comparing URIs and I think we need to think carefully about this and fix
the URI spec where not clear. However, we should *not* try to design
namespaces thinking if that we avoid URIs we avoid the problems of a
decentralized system.

Relations to Proposal
The proposal that we sent out [5] makes the choice very clear - the
namespace identifier is a URI - end of story. It furthermore clarifies
that in order to use relative URIs, you need to take into account the
context you are working within.

Let me clarify what is meant by "context": The common URI syntax has
specific mechanisms for encoding some commonly used properties like naming
authority and relative identifiers but others it doesn't: For example,
there is no common way to encode persistence properties of a identifier or
when it was created: "this identifier used Microsoft as of June 2000 as
naming authority".

For the specific case of relative URIs, the context is given by the rules
defined in RFC 2396 section 5.1. What I think this section fails to point
out is that it may not be necessary to determine a base URI in order to
use relative URIs as identifiers if they are dealt with within the same
context.
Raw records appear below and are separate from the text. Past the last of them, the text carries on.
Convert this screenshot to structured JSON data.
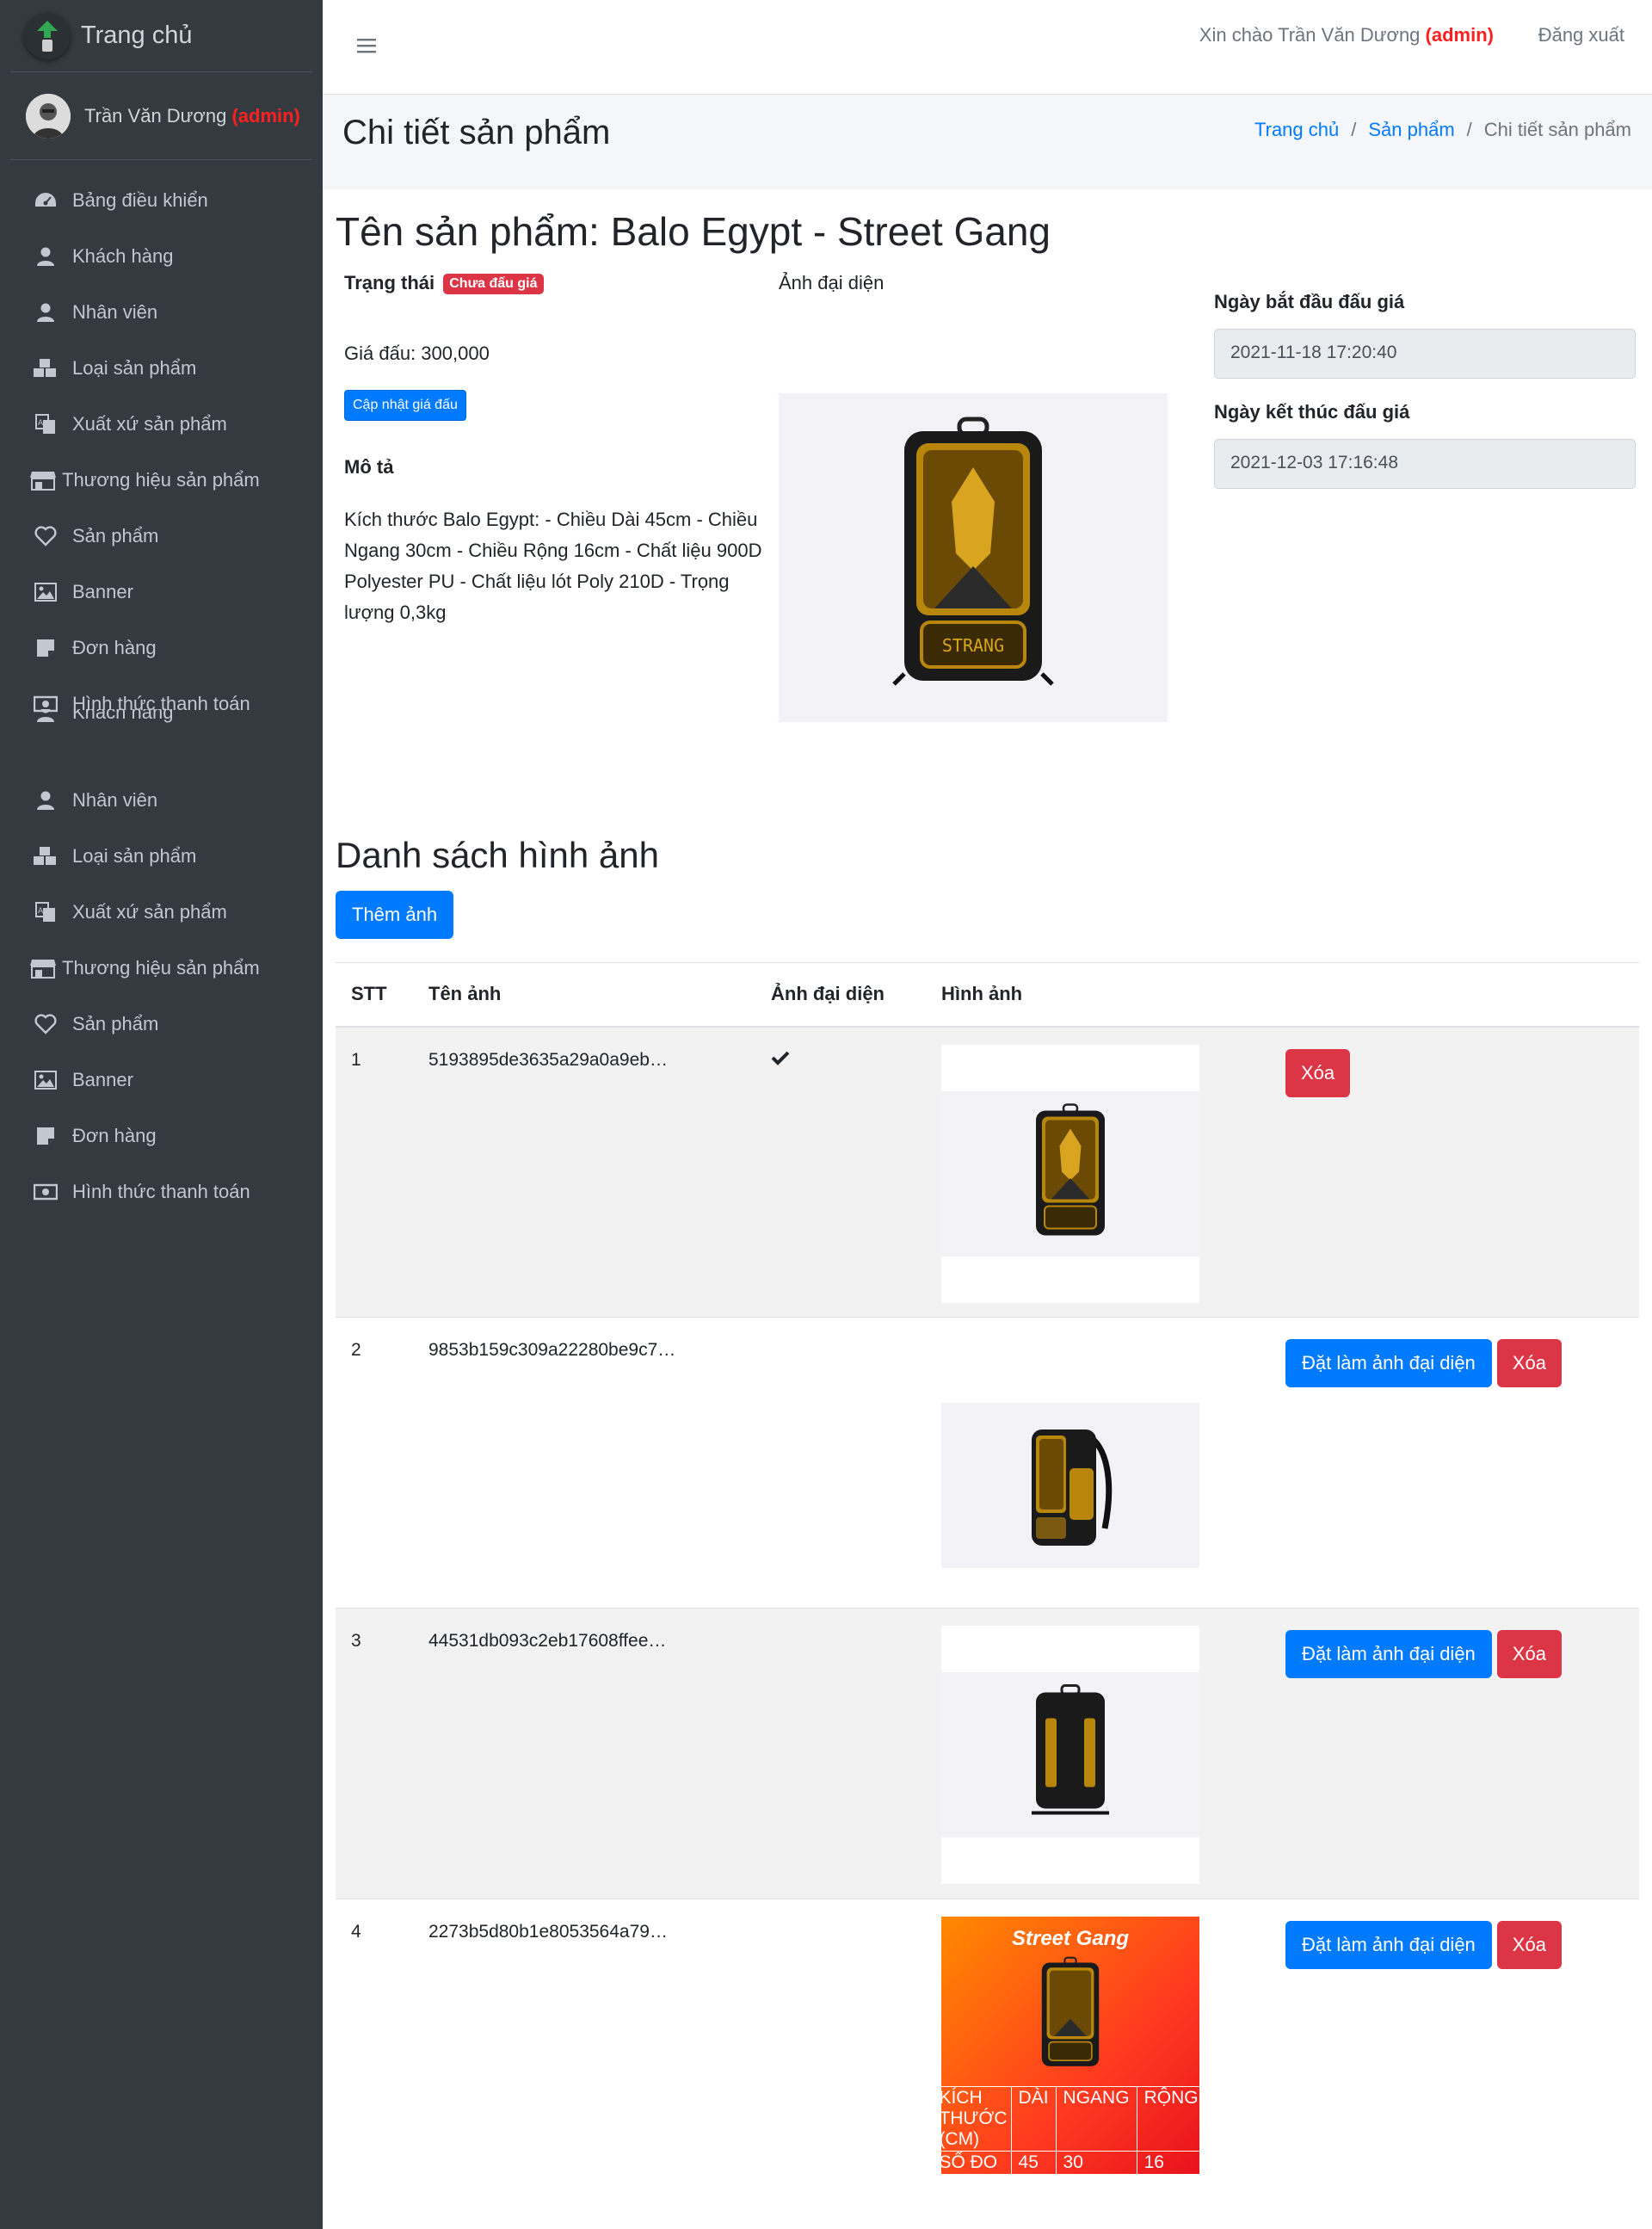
{
  "brand": {
    "title": "Trang chủ"
  },
  "user": {
    "name": "Trần Văn Dương",
    "role": "(admin)"
  },
  "sidebar": {
    "items": [
      {
        "label": "Bảng điều khiển",
        "icon": "dashboard-icon"
      },
      {
        "label": "Khách hàng",
        "icon": "user-icon"
      },
      {
        "label": "Nhân viên",
        "icon": "user-icon"
      },
      {
        "label": "Loại sản phẩm",
        "icon": "cubes-icon"
      },
      {
        "label": "Xuất xứ sản phẩm",
        "icon": "language-icon"
      },
      {
        "label": "Thương hiệu sản phẩm",
        "icon": "store-icon"
      },
      {
        "label": "Sản phẩm",
        "icon": "heart-icon"
      },
      {
        "label": "Banner",
        "icon": "image-icon"
      },
      {
        "label": "Đơn hàng",
        "icon": "note-icon"
      },
      {
        "label": "Hình thức thanh toán",
        "icon": "money-icon"
      }
    ],
    "items2": [
      {
        "label": "Khách hàng",
        "icon": "user-icon"
      },
      {
        "label": "Nhân viên",
        "icon": "user-icon"
      },
      {
        "label": "Loại sản phẩm",
        "icon": "cubes-icon"
      },
      {
        "label": "Xuất xứ sản phẩm",
        "icon": "language-icon"
      },
      {
        "label": "Thương hiệu sản phẩm",
        "icon": "store-icon"
      },
      {
        "label": "Sản phẩm",
        "icon": "heart-icon"
      },
      {
        "label": "Banner",
        "icon": "image-icon"
      },
      {
        "label": "Đơn hàng",
        "icon": "note-icon"
      },
      {
        "label": "Hình thức thanh toán",
        "icon": "money-icon"
      }
    ]
  },
  "header": {
    "greeting": "Xin chào Trần Văn Dương",
    "role": "(admin)",
    "logout": "Đăng xuất"
  },
  "page": {
    "title": "Chi tiết sản phẩm",
    "breadcrumb": [
      "Trang chủ",
      "Sản phẩm",
      "Chi tiết sản phẩm"
    ]
  },
  "product": {
    "title": "Tên sản phẩm: Balo Egypt - Street Gang",
    "status_label": "Trạng thái",
    "status_badge": "Chưa đấu giá",
    "start_price": "Giá đấu: 300,000",
    "update_price_button": "Cập nhật giá đấu",
    "description_label": "Mô tả",
    "description": "Kích thước Balo Egypt: - Chiều Dài 45cm - Chiều Ngang 30cm - Chiều Rộng 16cm - Chất liệu 900D Polyester PU - Chất liệu lót Poly 210D - Trọng lượng 0,3kg",
    "avatar_label": "Ảnh đại diện",
    "start_date_label": "Ngày bắt đầu đấu giá",
    "start_date": "2021-11-18 17:20:40",
    "end_date_label": "Ngày kết thúc đấu giá",
    "end_date": "2021-12-03 17:16:48"
  },
  "gallery": {
    "title": "Danh sách hình ảnh",
    "add_button": "Thêm ảnh",
    "columns": [
      "STT",
      "Tên ảnh",
      "Ảnh đại diện",
      "Hình ảnh"
    ],
    "set_avatar_label": "Đặt làm ảnh đại diện",
    "delete_label": "Xóa",
    "rows": [
      {
        "stt": "1",
        "name": "5193895de3635a29a0a9eb…",
        "is_avatar": true
      },
      {
        "stt": "2",
        "name": "9853b159c309a22280be9c7…",
        "is_avatar": false
      },
      {
        "stt": "3",
        "name": "44531db093c2eb17608ffee…",
        "is_avatar": false
      },
      {
        "stt": "4",
        "name": "2273b5d80b1e8053564a79…",
        "is_avatar": false
      }
    ],
    "poster": {
      "brand": "Street Gang",
      "size_table": [
        [
          "KÍCH THƯỚC (CM)",
          "DÀI",
          "NGANG",
          "RỘNG"
        ],
        [
          "SỐ ĐO",
          "45",
          "30",
          "16"
        ]
      ]
    }
  },
  "colors": {
    "sidebar": "#343a40",
    "primary": "#007bff",
    "danger": "#dc3545",
    "admin": "#ff2020"
  }
}
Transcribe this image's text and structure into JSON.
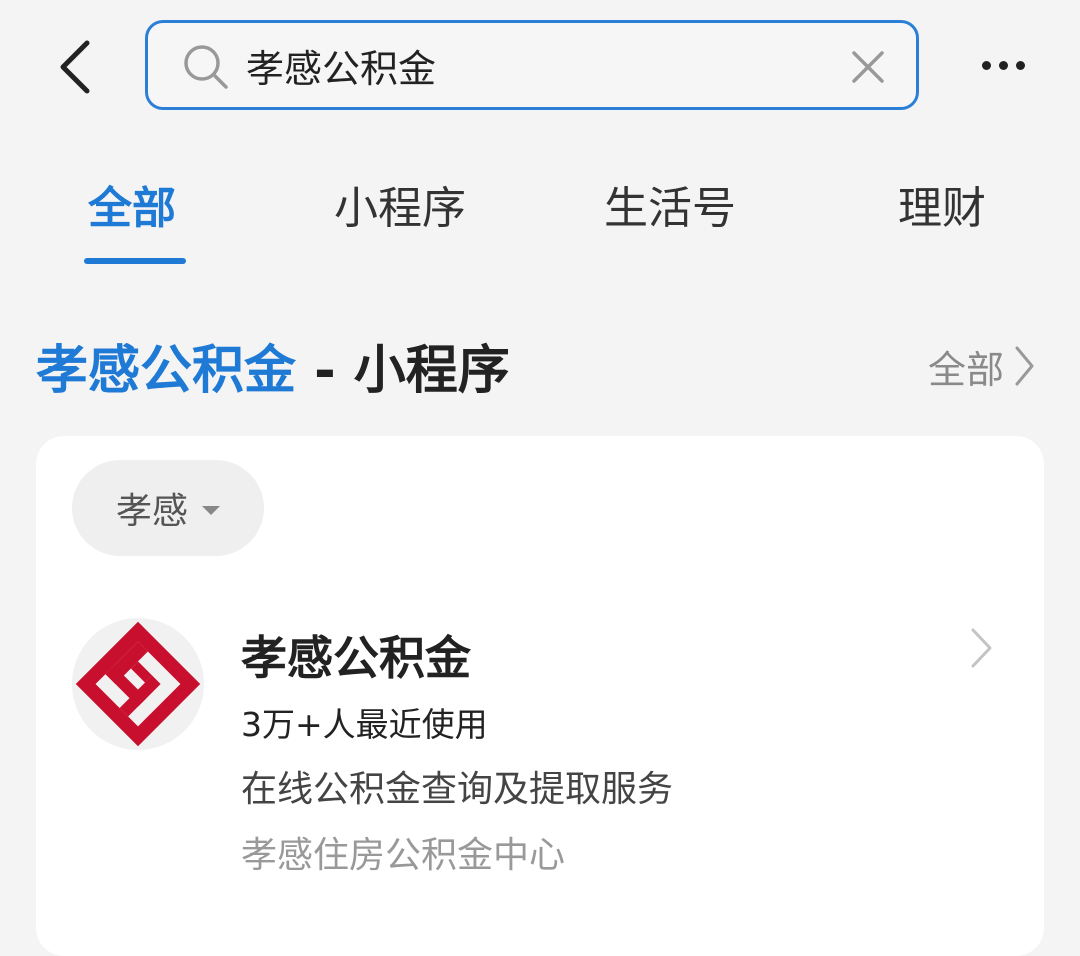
{
  "search": {
    "value": "孝感公积金"
  },
  "tabs": [
    {
      "label": "全部",
      "active": true
    },
    {
      "label": "小程序",
      "active": false
    },
    {
      "label": "生活号",
      "active": false
    },
    {
      "label": "理财",
      "active": false
    }
  ],
  "section": {
    "title_highlight": "孝感公积金",
    "title_rest": " - 小程序",
    "more_label": "全部"
  },
  "filter": {
    "label": "孝感"
  },
  "result": {
    "name": "孝感公积金",
    "usage": "3万+人最近使用",
    "description": "在线公积金查询及提取服务",
    "organization": "孝感住房公积金中心"
  },
  "colors": {
    "accent": "#1f7ad6",
    "logo_red": "#c8102e"
  },
  "icons": {
    "back": "chevron-left-icon",
    "search": "search-icon",
    "clear": "close-icon",
    "more": "more-icon",
    "section_more": "chevron-right-icon",
    "filter": "caret-down-icon",
    "row": "chevron-right-icon"
  }
}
This was the reason for the specific wording in the proposal.

For other properties, the context is defined by the URI space itself and
may not be explicit in the URI. Therefore, in order to know and use these
properties of a name, it is necessary to know the context (ie properties)
imposed by that URI space.

In addition to this clarification, I have noted two other clarifications
for the proposed wording which are:

* We should encourage people generating documents to be consistent about
the use of URIs so that simple mistakes are avoided [3]

* We should ensure that the algorithm for comparing URIs which currently
is in the HTTP spec is moved to the URI spec [1]

We should work on this but not loose track of the problem space we are
designing for.

Henrik Frystyk Nielsen,

[1] http://lists.w3.org/Archives/Public/xml-uri/2000Jun/0619.html
[2] http://lists.w3.org/Archives/Public/xml-uri/2000Jun/0667.html
[3] http://lists.w3.org/Archives/Public/xml-uri/2000Jun/0678.html
[4] http://lists.w3.org/Archives/Public/xml-uri/2000May/0282.html
[5] http://lists.w3.org/Archives/Public/xml-uri/2000Jun/0406.html
Received on Monday, 19 June 2000 16:16:13 UTC

This archive was generated by hypermail 2.3.1 : Tuesday, 6 January 2015 20:32:44 UTC